By Lindsey Crane
On Tuesday, October 21, I had the amazing opportunity to attend the National Constitution Center’s Liberty Medal Award ceremony. This year’s ceremony honored Pakistani children’s advocate, Malala Yousafzai. I was joined by Intercultural Journeys Board member and Co-Founder Carole Haas Gravagno, Board member Fariha Khan (who was fortunate enough to attend with her three children) and patron Lou Oschmann, in addition to hundreds of other area students, citizens, and dignataries. Fariha was actually the first person to tell me that Malala would be receiving the Liberty Medal and I am so glad that she did. Once I heard that this courageous young woman would be in Philadelphia, I knew I had to try and get tickets. Thankfully, the good people at the National Constitution Center understand the importance of making an event like this accessible to the wider community. Not only do they have general admission tickets free of charge (first come, first served), they also broadcast the ceremony on their website, allowing everyone with access to the internet the chance to see Malala receive this special award.

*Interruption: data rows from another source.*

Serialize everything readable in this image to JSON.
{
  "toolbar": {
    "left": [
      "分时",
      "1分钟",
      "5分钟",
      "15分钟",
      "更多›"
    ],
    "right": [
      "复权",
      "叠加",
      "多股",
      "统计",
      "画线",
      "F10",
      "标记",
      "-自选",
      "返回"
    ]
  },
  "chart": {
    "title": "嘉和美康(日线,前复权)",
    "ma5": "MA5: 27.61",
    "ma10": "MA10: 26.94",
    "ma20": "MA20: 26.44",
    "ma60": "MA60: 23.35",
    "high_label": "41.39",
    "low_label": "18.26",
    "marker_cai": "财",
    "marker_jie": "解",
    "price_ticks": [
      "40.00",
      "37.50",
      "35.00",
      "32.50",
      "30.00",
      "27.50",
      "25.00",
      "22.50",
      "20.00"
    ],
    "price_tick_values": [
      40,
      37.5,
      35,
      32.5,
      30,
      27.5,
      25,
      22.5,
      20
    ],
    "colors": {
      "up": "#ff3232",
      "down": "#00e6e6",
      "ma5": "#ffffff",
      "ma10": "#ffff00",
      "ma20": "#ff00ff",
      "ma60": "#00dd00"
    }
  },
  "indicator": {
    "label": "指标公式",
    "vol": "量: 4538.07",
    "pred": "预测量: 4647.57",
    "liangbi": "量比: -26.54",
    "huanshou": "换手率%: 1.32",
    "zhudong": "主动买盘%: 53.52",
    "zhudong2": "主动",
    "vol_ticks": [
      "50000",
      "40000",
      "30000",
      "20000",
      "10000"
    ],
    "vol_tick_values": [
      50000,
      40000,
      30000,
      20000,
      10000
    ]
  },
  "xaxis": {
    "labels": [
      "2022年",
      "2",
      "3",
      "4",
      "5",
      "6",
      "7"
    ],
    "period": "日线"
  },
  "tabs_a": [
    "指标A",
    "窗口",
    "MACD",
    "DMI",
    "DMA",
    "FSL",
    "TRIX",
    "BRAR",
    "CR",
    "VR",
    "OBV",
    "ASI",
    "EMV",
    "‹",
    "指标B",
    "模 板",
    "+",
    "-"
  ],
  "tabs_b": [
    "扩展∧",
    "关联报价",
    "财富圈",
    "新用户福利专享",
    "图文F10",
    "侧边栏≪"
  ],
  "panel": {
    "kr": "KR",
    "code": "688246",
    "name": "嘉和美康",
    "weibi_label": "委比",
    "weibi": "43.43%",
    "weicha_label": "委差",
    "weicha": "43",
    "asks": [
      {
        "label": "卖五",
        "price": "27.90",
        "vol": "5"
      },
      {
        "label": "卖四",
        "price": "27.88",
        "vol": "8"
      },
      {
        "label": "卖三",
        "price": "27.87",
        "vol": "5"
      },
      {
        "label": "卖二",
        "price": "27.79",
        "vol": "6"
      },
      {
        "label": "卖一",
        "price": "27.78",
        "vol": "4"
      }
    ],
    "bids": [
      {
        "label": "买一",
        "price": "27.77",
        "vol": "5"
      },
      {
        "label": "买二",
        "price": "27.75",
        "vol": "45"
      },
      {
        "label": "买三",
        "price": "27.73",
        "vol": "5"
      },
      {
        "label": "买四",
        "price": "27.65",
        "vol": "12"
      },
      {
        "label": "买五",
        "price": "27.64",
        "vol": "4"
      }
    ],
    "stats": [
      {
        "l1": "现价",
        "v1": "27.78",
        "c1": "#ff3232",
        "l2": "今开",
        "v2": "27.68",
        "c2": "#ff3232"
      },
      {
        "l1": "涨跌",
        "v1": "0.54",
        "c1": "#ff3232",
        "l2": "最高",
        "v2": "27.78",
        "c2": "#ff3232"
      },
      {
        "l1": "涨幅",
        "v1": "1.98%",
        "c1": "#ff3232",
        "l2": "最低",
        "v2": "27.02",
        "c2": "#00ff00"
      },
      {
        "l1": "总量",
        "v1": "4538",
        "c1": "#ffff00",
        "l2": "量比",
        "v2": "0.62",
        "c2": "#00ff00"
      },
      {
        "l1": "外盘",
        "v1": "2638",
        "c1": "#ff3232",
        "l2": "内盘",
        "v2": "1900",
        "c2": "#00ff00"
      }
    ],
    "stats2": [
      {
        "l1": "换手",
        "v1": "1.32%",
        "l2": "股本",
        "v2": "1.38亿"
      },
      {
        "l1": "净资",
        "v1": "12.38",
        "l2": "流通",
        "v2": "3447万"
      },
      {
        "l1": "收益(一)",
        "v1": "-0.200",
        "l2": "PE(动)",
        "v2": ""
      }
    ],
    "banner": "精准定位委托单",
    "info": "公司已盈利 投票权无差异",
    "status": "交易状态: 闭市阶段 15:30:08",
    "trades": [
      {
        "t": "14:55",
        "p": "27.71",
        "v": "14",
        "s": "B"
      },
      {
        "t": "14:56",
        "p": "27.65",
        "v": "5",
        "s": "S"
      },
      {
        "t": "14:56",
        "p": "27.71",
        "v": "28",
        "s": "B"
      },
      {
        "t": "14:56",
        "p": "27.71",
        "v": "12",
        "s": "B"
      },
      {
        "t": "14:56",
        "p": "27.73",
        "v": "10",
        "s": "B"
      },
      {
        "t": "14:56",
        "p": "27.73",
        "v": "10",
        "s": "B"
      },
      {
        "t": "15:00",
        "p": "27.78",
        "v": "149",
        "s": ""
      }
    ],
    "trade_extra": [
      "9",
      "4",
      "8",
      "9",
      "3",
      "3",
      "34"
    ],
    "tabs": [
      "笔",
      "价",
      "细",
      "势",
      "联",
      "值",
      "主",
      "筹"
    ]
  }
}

Unsurprisingly, there was a huge crowd in attendance. The ceremony took place on Independence Mall, in front of the National Constitution Center (NCC) and on the opposite end of historic Independence Hall, where the Declaration of Independence and Constitution were signed. There were a number of dignitaries in attendance, including our own Mayor Michael A. Nutter (with well-spoken daughter, Olivia Nutter), the Honorable Edward Rendell, and even Masood Khan, the Permanent Representative of Pakistan to the United Nations. I was particularly excited about one speaker who made a special trip to honor Malala: Minnijean Brown Trickey, one of the infamous Little Rock nine, a group of nine African American students who were the first to integrate into Little Rock, Arkansas’ previously segregated public schools.
After many introductions, Malala took the stage and delivered one of the most inspirational speeches I’ve ever had the opportunity to hear. If I had a daughter (or a son, for that matter) I would have insisted on them attending the ceremony with me. We all sat in silence (and perhaps tears) as we heard her impassioned pleas for justice for children all across the world. To hear her speak, it’s easy to forget that Malala is just 17 years old. The entire audience shared a laugh at one point in the evening when she reminded us all that she is still a student finishing her secondary education in England.
It meant a lot to me to be able to see Malala in person and hear her story. While there are certainly challenges to our education system in the U.S., it was not lost on me that I am deeply fortunate to live in a country where I did not have to worry about having access to a quality education. I cannot imagine what it would be like if I could not attend school simply because of my gender, but I certainly hope that I would have had the courage that Malala had in standing up against the injustices imposed by the Taliban. Malala left us all with the notion that the fight for justice, education, and the right’s for children everywhere is not over; there’s still much to be done.
See photos of the evening.
Watch Malala's Liberty Medal Award speech.
Watch the New York Times documentary of Malala's life and work.
Update: Prior to the Liberty Medal Award ceremony, the world learned that Malala would also win the Nobel Peace Prize (by the way, she's the youngest recipient of either award). On Wednesday, December 10, 2014 she formally received the prize in Oslo, Norway.